Those planning to visit Charles University’s historic Carolinum over the month of August and early September have the opportunity to see a unique exhibition mapping 100 years of Czech Egyptology. Entitled "Between Prague and Cairo", it is open daily from 10 – 6 pm and admission is free.
The beginnings of Czech Egyptology date back to the days of Associate Professor (and later Dean of the Faculty of Arts) František Lexa, who announced the dates of lectures pertaining to Ancient Egypt at Charles University in the spring semester of 1919. Interest in Oriental Studies and linguistics was high in the recently minted Czechoslovakia, although there would also be lean years moving forward when fewer students pursued the field.
All the same, with the help of students and colleagues, Lexa lay a foundation for research and field studies that would prove vital into the future.
Abusir and beyond
The second part of the exhibition places special emphasis on Czech archaeological research and excavations from 1960 to the present in both Egypt and neighbouring Sudan - organised by the Czech Institute of Egyptology at Charles University’s Faculty of Arts. The name of the archaeological locality of Abusir comes up most often when discussing the decades of research and contribution of Czech Egyptology but other sites have received significant attention as well.
Czech Egyptology has also gained renown not just for major archaeological finds over the decades, but for corresponding research and contributions in academia. The Czech Egyptological Institute’s Lucie Vendelová Jirásková, a co-author of the exhibition told UniMedia that while archaeological finds naturally attract the most attention, there is much more to discover.
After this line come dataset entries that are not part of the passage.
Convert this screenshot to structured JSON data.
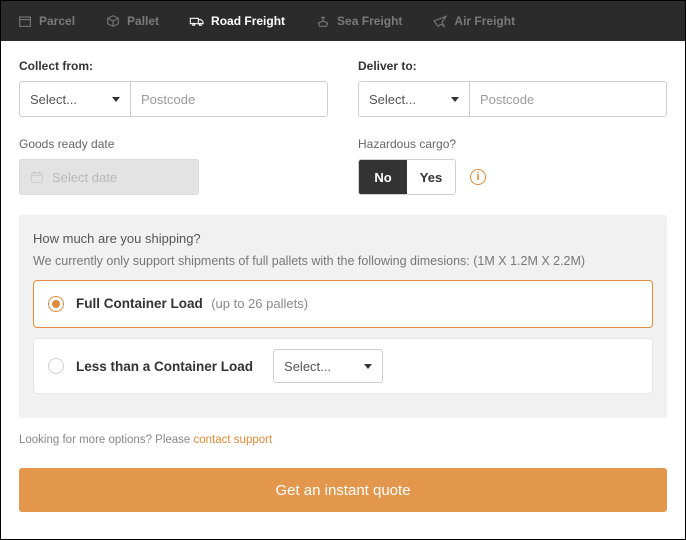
{
  "tabs": {
    "parcel": "Parcel",
    "pallet": "Pallet",
    "road": "Road Freight",
    "sea": "Sea Freight",
    "air": "Air Freight"
  },
  "form": {
    "collect_label": "Collect from:",
    "deliver_label": "Deliver to:",
    "select_placeholder": "Select...",
    "postcode_placeholder": "Postcode",
    "goods_date_label": "Goods ready date",
    "date_placeholder": "Select date",
    "hazard_label": "Hazardous cargo?",
    "hazard_no": "No",
    "hazard_yes": "Yes"
  },
  "shipping": {
    "question": "How much are you shipping?",
    "note": "We currently only support shipments of full pallets with the following dimesions: (1M X 1.2M X 2.2M)",
    "fcl_label": "Full Container Load",
    "fcl_sub": "(up to 26 pallets)",
    "lcl_label": "Less than a Container Load",
    "lcl_select": "Select..."
  },
  "footer": {
    "text": "Looking for more options? Please ",
    "link": "contact support"
  },
  "cta": "Get an instant quote"
}
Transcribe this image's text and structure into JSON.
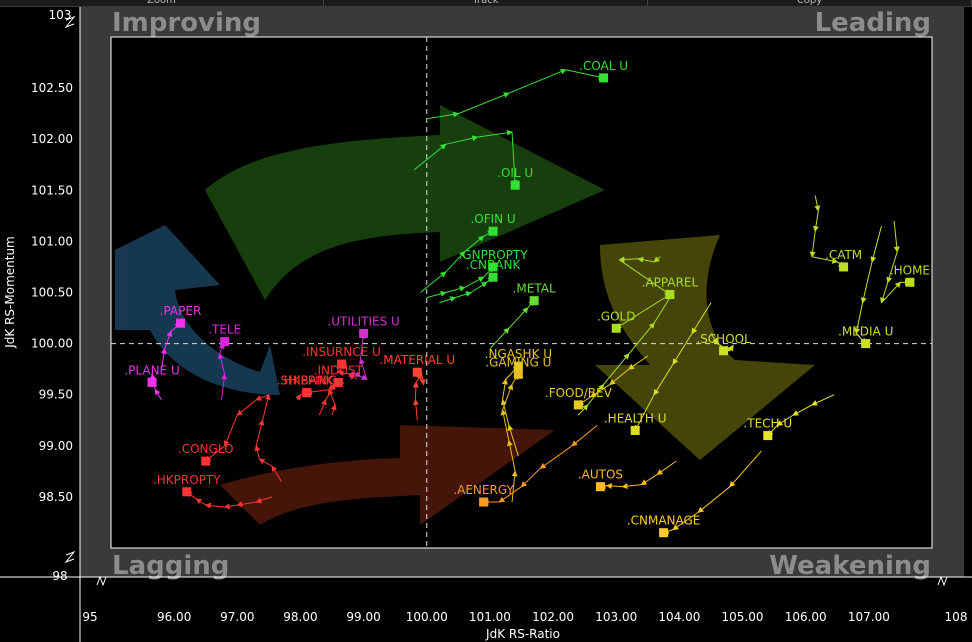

Visitors at the Carolinum have until September 8, 2019 to see for themselves.
Text: Faculty of Arts, Marcela Uhlíková
Photo: Archive of the Czech Institute of Egyptology
Translated by: Jan Velinger